The poet Michael McClure, who died on May 4, 2020 in his home in Oakland, California, was one of five readers at the seminal Six Gallery poetry reading in San Francisco in 1955 that kicked off the Beat Generation. I always loved his simple and organic poetic style, at once … Read the rest
I took a walk through Prospect Park today. These hilly acres in the middle of Brooklyn were designed to get you lost, with swerving paths that make you think you’re walking in a definite direction as they subtly turn you back again until you pass the spot where you started … Read the rest
Beneath the Parthenon, on the southern side of the most famous hill in Athens, Greece, there stands today the Theater of Dionysus. Two millennia ago a Dionysian festival gathered here each year at harvest time for a series of remarkable dramatic performances. The great tragedies of Aeschylus, Sophocles and Euripides … Read the rest
The second episode of “Lost Music: Exploring Literary Opera” is out! This one tells the story of how I turned myself into an opera freak by forcing myself to listen to nothing but opera music — 100 selected arias in random order, eight hours a day every day while I … Read the rest
Vicki Zunitch joins Marc Eliot Stein for a fresh in-depth examination of Puccini’s great opera “La Boheme”. We talk about the existential choices the characters make, the original comic stories by
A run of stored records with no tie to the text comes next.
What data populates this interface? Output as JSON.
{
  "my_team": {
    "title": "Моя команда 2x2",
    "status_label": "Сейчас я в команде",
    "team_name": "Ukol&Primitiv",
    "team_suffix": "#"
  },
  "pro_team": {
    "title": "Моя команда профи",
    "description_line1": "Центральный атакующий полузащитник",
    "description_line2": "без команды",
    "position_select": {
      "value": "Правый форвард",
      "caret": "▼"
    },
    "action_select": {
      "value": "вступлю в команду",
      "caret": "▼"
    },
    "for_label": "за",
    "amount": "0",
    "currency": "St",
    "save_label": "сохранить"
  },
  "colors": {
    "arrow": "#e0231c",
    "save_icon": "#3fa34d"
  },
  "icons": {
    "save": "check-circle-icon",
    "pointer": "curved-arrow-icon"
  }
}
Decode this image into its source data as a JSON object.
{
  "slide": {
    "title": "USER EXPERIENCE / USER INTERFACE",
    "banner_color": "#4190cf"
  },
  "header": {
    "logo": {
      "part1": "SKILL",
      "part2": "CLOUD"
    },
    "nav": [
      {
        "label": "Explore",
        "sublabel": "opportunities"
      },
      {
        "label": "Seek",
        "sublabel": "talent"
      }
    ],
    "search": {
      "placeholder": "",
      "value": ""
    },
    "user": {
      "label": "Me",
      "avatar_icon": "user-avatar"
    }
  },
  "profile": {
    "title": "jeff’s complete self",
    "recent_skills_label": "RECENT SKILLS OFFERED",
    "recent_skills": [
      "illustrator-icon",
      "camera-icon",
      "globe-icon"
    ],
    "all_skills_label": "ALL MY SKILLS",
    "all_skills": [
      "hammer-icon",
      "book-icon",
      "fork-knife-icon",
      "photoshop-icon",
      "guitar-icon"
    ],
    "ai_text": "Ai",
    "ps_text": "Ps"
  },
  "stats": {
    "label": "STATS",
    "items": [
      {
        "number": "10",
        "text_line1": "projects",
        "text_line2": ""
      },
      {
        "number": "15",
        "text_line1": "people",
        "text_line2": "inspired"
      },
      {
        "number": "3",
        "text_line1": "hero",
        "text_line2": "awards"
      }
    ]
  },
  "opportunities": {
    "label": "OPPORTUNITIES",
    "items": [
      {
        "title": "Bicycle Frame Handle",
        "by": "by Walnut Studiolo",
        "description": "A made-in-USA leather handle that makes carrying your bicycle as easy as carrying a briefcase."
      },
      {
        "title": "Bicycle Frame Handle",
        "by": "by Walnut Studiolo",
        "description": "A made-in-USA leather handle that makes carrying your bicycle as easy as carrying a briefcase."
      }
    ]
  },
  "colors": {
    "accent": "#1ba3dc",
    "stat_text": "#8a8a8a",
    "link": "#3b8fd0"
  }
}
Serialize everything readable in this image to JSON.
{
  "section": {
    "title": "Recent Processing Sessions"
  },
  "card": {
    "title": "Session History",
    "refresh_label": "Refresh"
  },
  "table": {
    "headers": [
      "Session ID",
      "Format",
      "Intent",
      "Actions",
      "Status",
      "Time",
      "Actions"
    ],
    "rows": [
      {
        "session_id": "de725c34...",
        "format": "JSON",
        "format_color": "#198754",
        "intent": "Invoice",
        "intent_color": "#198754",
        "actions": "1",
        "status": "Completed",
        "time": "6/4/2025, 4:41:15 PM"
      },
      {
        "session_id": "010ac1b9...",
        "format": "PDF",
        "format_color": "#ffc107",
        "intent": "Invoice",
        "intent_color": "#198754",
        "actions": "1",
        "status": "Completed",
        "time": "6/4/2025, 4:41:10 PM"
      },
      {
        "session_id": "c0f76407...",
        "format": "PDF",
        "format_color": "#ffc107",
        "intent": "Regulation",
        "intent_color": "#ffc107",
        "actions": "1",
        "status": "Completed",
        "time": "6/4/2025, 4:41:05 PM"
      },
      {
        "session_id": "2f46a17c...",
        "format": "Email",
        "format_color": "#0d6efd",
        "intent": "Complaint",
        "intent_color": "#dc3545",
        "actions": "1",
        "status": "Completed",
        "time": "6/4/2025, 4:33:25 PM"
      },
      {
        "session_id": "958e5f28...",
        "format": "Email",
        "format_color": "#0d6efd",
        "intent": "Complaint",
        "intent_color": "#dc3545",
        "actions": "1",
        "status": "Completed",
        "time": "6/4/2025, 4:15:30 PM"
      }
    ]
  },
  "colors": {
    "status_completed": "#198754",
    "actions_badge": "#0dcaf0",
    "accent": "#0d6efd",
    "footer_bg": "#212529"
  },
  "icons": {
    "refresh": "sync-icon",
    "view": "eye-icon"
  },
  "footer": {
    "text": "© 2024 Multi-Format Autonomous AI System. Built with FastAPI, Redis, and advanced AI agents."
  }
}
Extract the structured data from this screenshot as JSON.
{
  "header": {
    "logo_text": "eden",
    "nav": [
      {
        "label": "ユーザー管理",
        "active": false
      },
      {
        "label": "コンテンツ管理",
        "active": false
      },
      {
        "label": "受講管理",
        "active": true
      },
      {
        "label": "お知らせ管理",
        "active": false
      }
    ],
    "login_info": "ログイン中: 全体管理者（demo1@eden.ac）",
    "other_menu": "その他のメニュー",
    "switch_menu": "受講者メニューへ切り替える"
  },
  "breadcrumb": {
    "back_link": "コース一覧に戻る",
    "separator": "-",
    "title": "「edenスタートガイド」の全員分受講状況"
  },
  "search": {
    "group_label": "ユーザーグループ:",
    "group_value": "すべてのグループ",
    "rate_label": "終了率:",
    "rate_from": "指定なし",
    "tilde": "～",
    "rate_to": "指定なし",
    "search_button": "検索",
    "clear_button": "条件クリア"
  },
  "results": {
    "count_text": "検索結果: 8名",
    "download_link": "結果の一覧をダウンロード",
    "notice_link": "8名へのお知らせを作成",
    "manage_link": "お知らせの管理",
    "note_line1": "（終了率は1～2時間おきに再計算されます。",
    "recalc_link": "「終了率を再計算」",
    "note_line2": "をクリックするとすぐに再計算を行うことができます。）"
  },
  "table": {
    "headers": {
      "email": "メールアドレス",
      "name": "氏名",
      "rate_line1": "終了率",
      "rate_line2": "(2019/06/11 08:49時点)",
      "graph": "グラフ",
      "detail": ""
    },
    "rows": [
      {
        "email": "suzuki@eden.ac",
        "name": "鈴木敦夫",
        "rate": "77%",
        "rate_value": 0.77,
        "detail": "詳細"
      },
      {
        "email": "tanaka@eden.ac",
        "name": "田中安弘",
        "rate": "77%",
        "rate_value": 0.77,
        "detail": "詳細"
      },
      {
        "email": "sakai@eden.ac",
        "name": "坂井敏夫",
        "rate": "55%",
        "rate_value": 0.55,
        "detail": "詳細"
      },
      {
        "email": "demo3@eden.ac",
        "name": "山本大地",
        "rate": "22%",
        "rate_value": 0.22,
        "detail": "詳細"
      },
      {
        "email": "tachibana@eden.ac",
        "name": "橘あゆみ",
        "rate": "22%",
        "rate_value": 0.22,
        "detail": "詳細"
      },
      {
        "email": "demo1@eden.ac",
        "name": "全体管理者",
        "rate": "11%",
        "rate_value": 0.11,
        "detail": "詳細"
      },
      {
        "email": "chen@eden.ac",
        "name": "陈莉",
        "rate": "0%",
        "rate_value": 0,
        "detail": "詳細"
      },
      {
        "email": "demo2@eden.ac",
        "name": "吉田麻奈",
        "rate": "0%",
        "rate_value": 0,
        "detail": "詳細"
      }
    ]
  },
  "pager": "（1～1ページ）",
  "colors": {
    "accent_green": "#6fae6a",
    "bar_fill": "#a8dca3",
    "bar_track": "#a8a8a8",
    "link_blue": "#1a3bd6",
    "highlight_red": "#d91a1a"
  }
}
I’m in a reflective mood lately. Looking within, through a glass darkly and all that. That’s my excuse for the fact that it’s March 2018 and this is my first post of the year.
I also have another excuse: I’ve been working on a really good Litkicks article about opera. … Read the rest
The audiobook of Bruce Springsteen’s autobiography Born To Run is narrated by Bruce himself. It kicks off with a bizarre, unexpected noise: a slow thundering torrent, familiar but eerily transformed. This is the opening of the great rock anthem “Born To Run” played at half speed: booming drum roll, snaky … Read the rest
I fell particularly in love with Shakespeare’s “A Midsummer Night’s Dream” when I saw it performed in Central Park in New York City — a perfect setting, long ago, outdoors on a summer night, with William Hurt as a bemused but domineering Oberon.
I loved the play not for its … Read the rest